Restate each entry below without changing a word.
**** LISTED ENTRIES ****
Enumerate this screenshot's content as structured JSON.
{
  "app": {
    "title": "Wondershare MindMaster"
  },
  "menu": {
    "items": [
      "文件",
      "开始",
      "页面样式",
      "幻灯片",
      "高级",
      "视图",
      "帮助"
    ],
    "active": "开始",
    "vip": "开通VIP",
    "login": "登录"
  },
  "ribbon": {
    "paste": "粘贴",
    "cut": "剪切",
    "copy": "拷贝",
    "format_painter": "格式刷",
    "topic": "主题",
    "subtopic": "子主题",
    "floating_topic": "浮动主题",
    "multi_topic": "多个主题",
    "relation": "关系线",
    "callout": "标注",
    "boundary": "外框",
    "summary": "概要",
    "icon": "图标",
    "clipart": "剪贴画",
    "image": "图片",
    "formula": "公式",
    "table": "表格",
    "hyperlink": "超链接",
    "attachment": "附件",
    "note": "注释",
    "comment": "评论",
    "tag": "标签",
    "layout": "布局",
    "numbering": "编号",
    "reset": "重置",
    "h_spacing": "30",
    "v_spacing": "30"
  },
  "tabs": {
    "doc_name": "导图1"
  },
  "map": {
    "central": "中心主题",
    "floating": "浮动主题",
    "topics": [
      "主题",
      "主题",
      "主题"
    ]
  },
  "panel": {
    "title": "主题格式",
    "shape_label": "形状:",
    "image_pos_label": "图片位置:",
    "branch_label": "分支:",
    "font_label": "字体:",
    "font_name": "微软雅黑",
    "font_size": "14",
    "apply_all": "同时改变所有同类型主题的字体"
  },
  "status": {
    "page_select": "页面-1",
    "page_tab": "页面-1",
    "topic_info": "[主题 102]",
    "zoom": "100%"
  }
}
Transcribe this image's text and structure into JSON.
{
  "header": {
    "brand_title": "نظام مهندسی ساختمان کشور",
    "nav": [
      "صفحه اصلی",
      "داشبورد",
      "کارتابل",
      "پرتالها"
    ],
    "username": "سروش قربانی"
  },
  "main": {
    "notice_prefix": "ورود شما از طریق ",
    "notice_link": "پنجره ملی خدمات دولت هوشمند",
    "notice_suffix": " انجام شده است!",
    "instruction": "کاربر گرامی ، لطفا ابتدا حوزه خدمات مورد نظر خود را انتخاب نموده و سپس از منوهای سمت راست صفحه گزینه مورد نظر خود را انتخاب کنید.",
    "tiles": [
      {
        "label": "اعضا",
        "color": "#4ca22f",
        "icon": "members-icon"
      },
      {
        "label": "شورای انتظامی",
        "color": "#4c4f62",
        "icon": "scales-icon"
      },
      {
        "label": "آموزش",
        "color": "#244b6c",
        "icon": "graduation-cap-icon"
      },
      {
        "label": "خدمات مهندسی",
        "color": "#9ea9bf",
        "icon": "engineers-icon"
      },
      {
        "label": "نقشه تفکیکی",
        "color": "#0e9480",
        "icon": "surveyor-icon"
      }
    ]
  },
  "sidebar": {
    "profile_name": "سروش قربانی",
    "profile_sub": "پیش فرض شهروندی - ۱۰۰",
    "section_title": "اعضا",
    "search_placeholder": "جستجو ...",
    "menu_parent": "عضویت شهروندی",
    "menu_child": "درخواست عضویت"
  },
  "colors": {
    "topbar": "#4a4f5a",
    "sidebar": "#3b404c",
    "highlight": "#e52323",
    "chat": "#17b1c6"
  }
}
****
• **REPLY TO THE TASK**:
Enumerate this screenshot's content as structured JSON.
{
  "app": {
    "title": "Wondershare MindMaster"
  },
  "menu": {
    "items": [
      "文件",
      "开始",
      "页面样式",
      "幻灯片",
      "高级",
      "视图",
      "帮助"
    ],
    "active": "开始",
    "vip": "开通VIP",
    "login": "登录"
  },
  "ribbon": {
    "paste": "粘贴",
    "cut": "剪切",
    "copy": "拷贝",
    "format_painter": "格式刷",
    "topic": "主题",
    "subtopic": "子主题",
    "floating_topic": "浮动主题",
    "multi_topic": "多个主题",
    "relation": "关系线",
    "callout": "标注",
    "boundary": "外框",
    "summary": "概要",
    "icon": "图标",
    "clipart": "剪贴画",
    "image": "图片",
    "formula": "公式",
    "table": "表格",
    "hyperlink": "超链接",
    "attachment": "附件",
    "note": "注释",
    "comment": "评论",
    "tag": "标签",
    "layout": "布局",
    "numbering": "编号",
    "reset": "重置",
    "h_spacing": "30",
    "v_spacing": "30"
  },
  "tabs": {
    "doc_name": "导图1"
  },
  "map": {
    "central": "中心主题",
    "floating": "浮动主题",
    "topics": [
      "主题",
      "主题",
      "主题"
    ]
  },
  "panel": {
    "title": "主题格式",
    "shape_label": "形状:",
    "image_pos_label": "图片位置:",
    "branch_label": "分支:",
    "font_label": "字体:",
    "font_name": "微软雅黑",
    "font_size": "14",
    "apply_all": "同时改变所有同类型主题的字体"
  },
  "status": {
    "page_select": "页面-1",
    "page_tab": "页面-1",
    "topic_info": "[主题 102]",
    "zoom": "100%"
  }
}
Transcribe this image's text and structure into JSON.
{
  "header": {
    "brand_title": "نظام مهندسی ساختمان کشور",
    "nav": [
      "صفحه اصلی",
      "داشبورد",
      "کارتابل",
      "پرتالها"
    ],
    "username": "سروش قربانی"
  },
  "main": {
    "notice_prefix": "ورود شما از طریق ",
    "notice_link": "پنجره ملی خدمات دولت هوشمند",
    "notice_suffix": " انجام شده است!",
    "instruction": "کاربر گرامی ، لطفا ابتدا حوزه خدمات مورد نظر خود را انتخاب نموده و سپس از منوهای سمت راست صفحه گزینه مورد نظر خود را انتخاب کنید.",
    "tiles": [
      {
        "label": "اعضا",
        "color": "#4ca22f",
        "icon": "members-icon"
      },
      {
        "label": "شورای انتظامی",
        "color": "#4c4f62",
        "icon": "scales-icon"
      },
      {
        "label": "آموزش",
        "color": "#244b6c",
        "icon": "graduation-cap-icon"
      },
      {
        "label": "خدمات مهندسی",
        "color": "#9ea9bf",
        "icon": "engineers-icon"
      },
      {
        "label": "نقشه تفکیکی",
        "color": "#0e9480",
        "icon": "surveyor-icon"
      }
    ]
  },
  "sidebar": {
    "profile_name": "سروش قربانی",
    "profile_sub": "پیش فرض شهروندی - ۱۰۰",
    "section_title": "اعضا",
    "search_placeholder": "جستجو ...",
    "menu_parent": "عضویت شهروندی",
    "menu_child": "درخواست عضویت"
  },
  "colors": {
    "topbar": "#4a4f5a",
    "sidebar": "#3b404c",
    "highlight": "#e52323",
    "chat": "#17b1c6"
  }
}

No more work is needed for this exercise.